Exercise description: Read through the data and report every line in which the word "respuestas" occurs.

·····

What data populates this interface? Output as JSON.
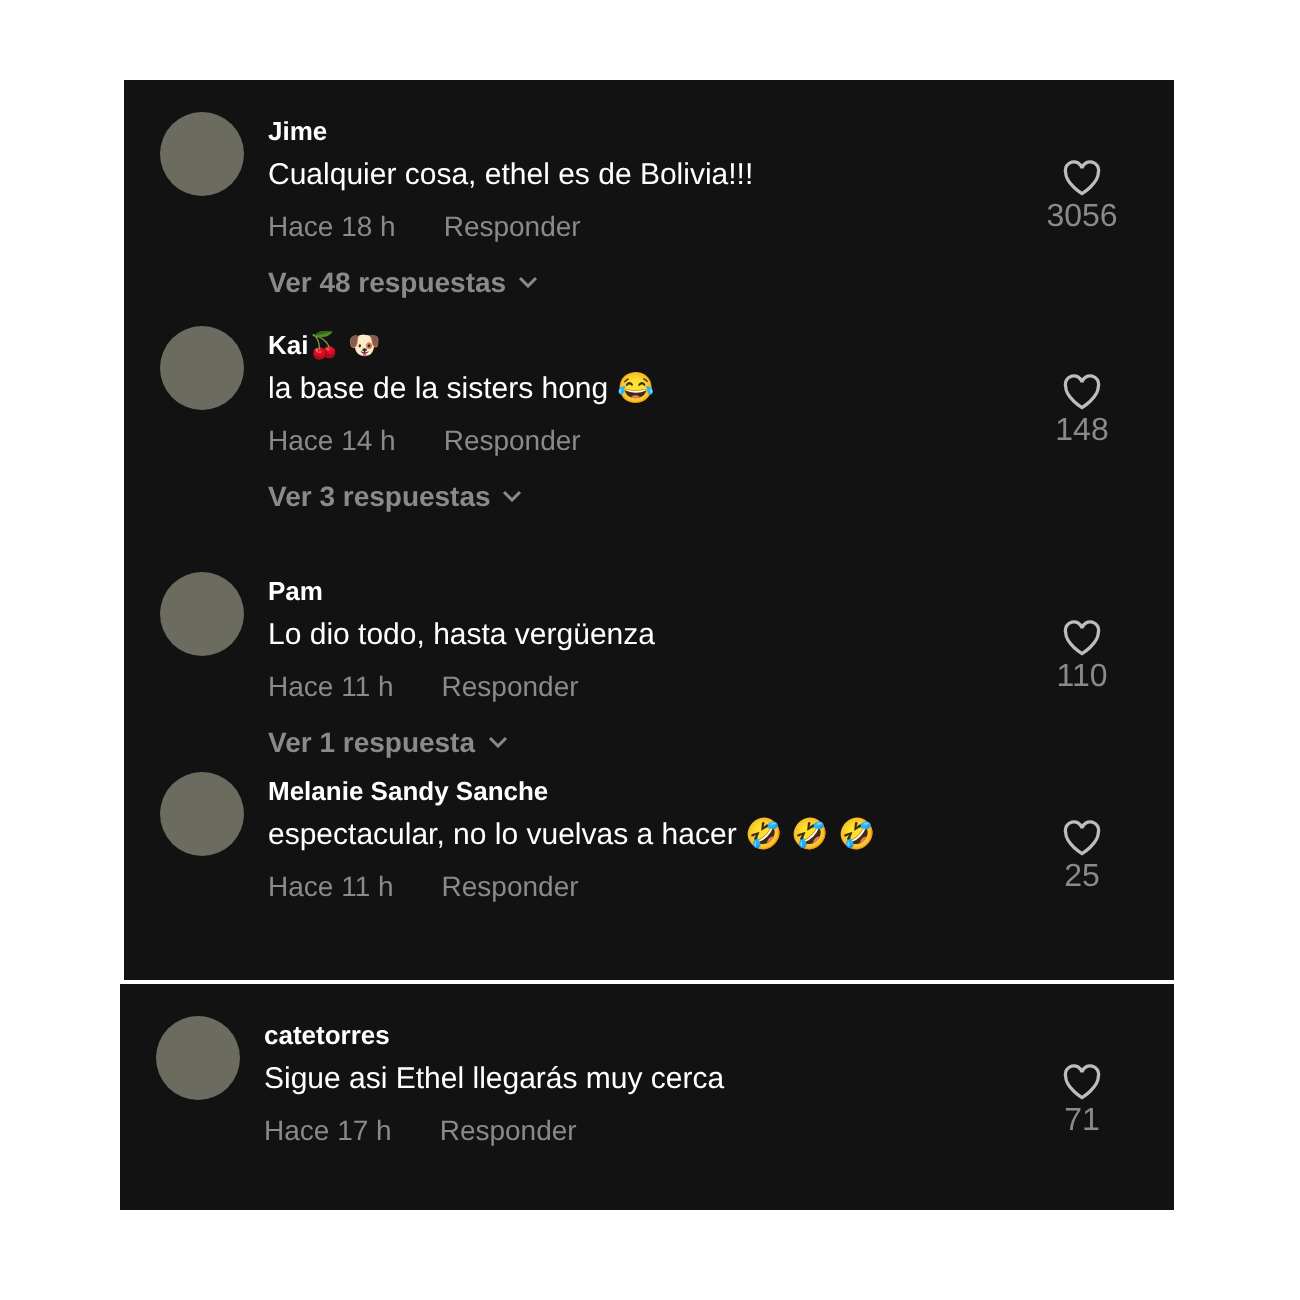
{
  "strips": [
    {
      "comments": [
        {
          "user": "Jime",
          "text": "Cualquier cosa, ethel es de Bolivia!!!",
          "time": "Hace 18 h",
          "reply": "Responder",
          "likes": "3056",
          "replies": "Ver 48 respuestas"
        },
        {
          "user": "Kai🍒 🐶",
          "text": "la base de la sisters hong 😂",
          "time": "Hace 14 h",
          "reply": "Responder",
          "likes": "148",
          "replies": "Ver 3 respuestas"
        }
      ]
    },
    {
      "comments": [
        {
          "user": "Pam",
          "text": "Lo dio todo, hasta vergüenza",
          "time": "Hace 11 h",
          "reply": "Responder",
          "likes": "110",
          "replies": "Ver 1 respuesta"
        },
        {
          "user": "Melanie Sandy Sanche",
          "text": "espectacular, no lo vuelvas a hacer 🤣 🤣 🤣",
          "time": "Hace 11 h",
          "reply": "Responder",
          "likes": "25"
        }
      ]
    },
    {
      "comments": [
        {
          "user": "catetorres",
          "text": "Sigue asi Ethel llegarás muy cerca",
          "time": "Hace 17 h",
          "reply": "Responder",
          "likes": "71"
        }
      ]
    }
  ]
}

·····

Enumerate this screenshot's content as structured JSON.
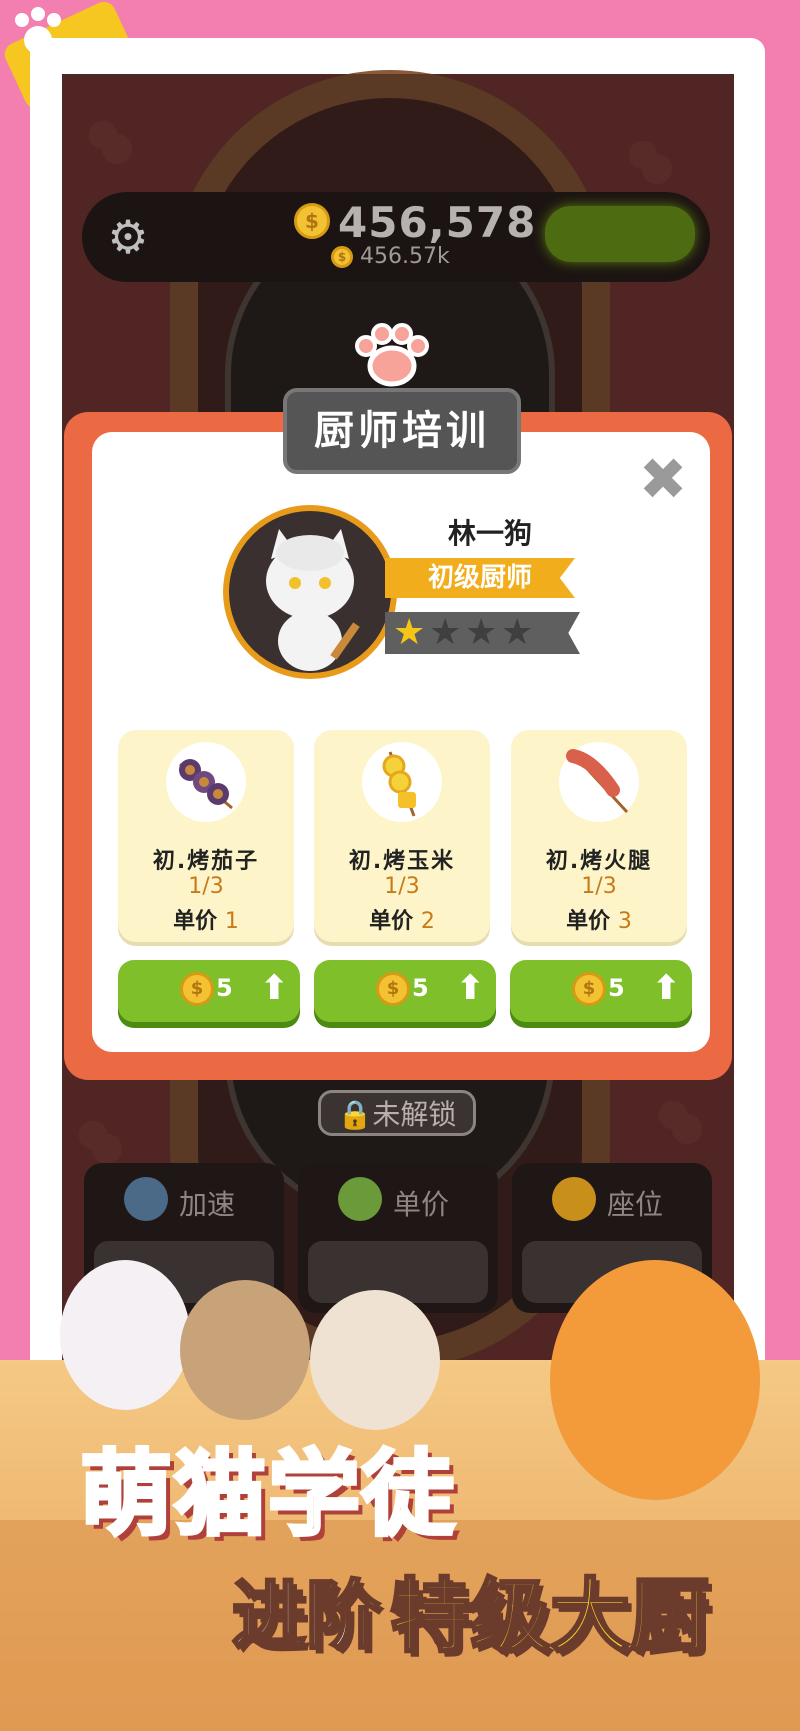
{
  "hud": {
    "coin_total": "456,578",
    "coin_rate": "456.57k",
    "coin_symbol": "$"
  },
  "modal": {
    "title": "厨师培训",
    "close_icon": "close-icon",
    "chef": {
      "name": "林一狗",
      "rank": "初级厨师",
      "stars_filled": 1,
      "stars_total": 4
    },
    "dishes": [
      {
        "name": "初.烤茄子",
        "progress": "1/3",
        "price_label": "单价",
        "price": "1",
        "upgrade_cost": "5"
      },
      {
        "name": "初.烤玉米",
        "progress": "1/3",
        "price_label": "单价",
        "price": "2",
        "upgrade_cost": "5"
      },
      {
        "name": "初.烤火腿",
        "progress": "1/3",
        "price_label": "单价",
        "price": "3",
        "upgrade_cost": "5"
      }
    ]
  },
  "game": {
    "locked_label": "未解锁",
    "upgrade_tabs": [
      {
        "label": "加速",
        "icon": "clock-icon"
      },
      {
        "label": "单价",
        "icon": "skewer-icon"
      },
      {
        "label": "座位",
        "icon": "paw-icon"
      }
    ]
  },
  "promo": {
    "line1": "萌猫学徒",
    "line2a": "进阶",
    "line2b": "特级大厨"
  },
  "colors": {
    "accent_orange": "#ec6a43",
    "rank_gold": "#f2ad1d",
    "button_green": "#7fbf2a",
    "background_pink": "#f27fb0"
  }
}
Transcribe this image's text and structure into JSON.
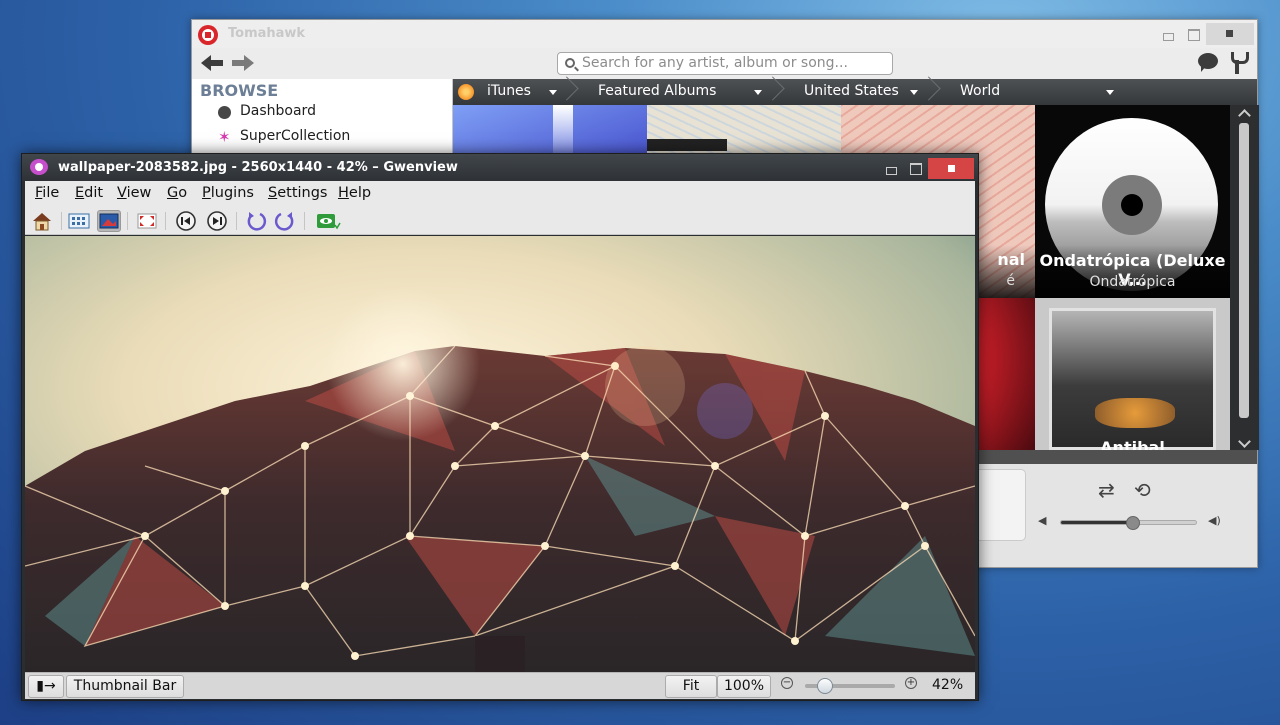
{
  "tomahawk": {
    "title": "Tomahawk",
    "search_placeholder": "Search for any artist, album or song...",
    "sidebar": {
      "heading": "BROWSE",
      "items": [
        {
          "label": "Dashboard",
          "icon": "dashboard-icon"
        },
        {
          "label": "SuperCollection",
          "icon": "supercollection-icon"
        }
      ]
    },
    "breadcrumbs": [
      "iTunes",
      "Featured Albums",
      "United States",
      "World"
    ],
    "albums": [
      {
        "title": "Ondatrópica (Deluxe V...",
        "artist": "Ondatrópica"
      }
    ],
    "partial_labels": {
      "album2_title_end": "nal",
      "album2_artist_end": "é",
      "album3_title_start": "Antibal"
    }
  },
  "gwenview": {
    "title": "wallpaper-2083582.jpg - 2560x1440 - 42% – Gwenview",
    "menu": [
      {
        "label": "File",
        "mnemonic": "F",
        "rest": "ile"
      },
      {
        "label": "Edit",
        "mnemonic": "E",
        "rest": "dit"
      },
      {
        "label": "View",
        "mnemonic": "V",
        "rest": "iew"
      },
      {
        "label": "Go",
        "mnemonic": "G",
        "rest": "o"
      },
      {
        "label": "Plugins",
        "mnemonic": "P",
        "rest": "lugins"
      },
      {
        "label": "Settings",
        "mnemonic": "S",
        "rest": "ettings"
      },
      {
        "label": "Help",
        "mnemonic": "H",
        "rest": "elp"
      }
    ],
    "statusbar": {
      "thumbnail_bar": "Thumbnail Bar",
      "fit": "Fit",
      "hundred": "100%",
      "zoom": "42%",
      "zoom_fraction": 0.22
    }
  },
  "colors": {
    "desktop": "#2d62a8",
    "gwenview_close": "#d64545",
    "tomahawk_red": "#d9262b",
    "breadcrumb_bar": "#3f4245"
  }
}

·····

Output for this task:
          "replies": "Ver 48 respuestas"
          "replies": "Ver 3 respuestas"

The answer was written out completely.